The $4.3 million expansion and remodel of Whidbey General Hospital is coming in three months ahead of schedule, and should be wrapped up by the beginning of next year.
Not bad for government work.
The two-year construction project, funded by a hospital district bond approved by voters in September of 2000, revamps about 20 percent of the hospital's existing facilities while adding 6,000 square feet to an original structure of about 100,000 square feet.
The project is primarily focused on improving outpatient services. This includes an expansion of areas such as admitting, registration, physical therapy, cardiac rehab and oncology. There will be a new trauma room, a decontamination room, a "secure" room and a room for chemically-sensitive patients. The new design will address some privacy concerns as well, hospital Public Relations Director Trish Rose said this week.
"The remodel will allow for more private admitting procedures," Rose said Thursday.
Another aspect of the remodel, Rose said, is the creation of a "quiet room," a place for patients and visitors to gather their thoughts or meditate which is being funded by proceeds raised by the Whidbey Island Hospital Foundation.
Dave Riley, who has served as the hospital's director of plant facilities management for over a decade, said part of the challenge in remodeling a hospital lies in keeping everything up and running for patients.
"It's always a challenge to stay in business," Riley said on Friday. "It's not just bricks and mortar. We really put some thought into this."
Construction is being done in phases, with various departments being relocated or condensed in order to accommodate the 25-person work crew without hampering hospital operations. Ed Field was the person hired by the Whidbey General to coordinate construction activities with Dawson Construction, Inc. He said the work is happening as it was planned.
"The biggest thing is to accommodate short term pain for long term gain," Field said. "All the departments are working together to crunch down their space for a few days during construction. It's been going extremely well."
Riley is quick to credit everyone involved in the project for its smooth running.
"We've got a great crew and a quality staff here," he said.
Right now, crews are getting ready to work on the hospital's admitting area, which Field said will be the trickiest part of the project.
"This is the tightest we'll be as far as space is concerned," he said.
Riley said that the entire project is a boon both for the hospital staff and the community it serves. Details such as improved "traffic patterns" inside the hospital will cure confusion about where to go, and an expanded admitting area will provide more privacy.
"It's a tremendous improvement," Riley said. "It'll make people feel a lot more comfortable."

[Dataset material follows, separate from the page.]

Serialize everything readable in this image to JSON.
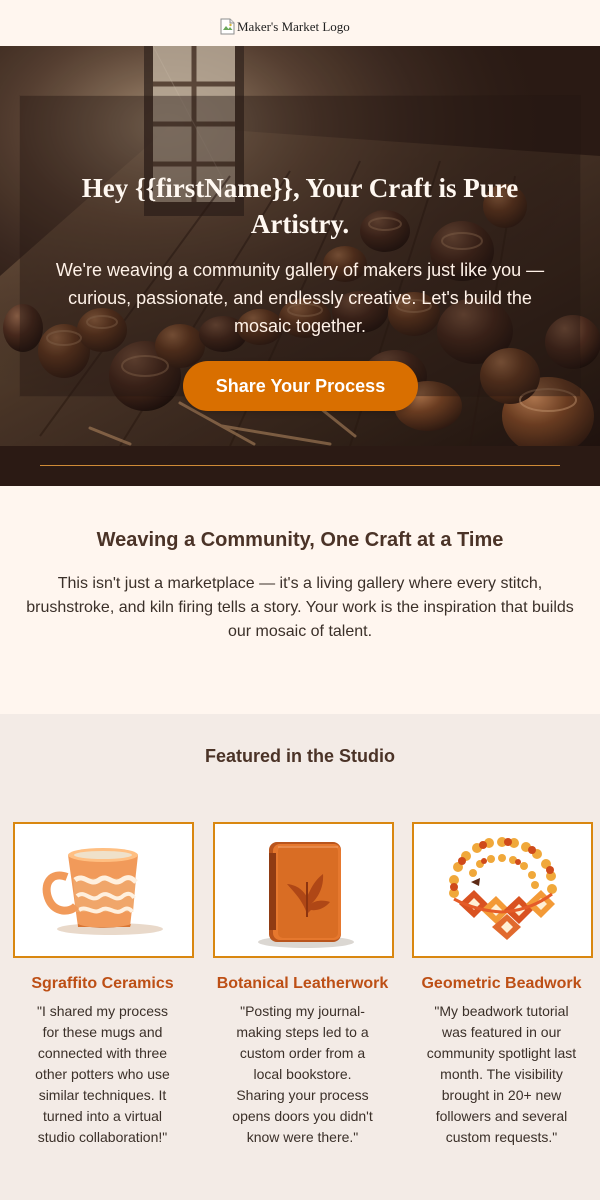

On a larger scale, such an up-to-date remodel will help attract health care professionals to Island County, Riley said.
Rose also points out that expanding the hospital now is a good way of dealing with future growth issues.
"It'll really improve our ability to provide quality services," she said.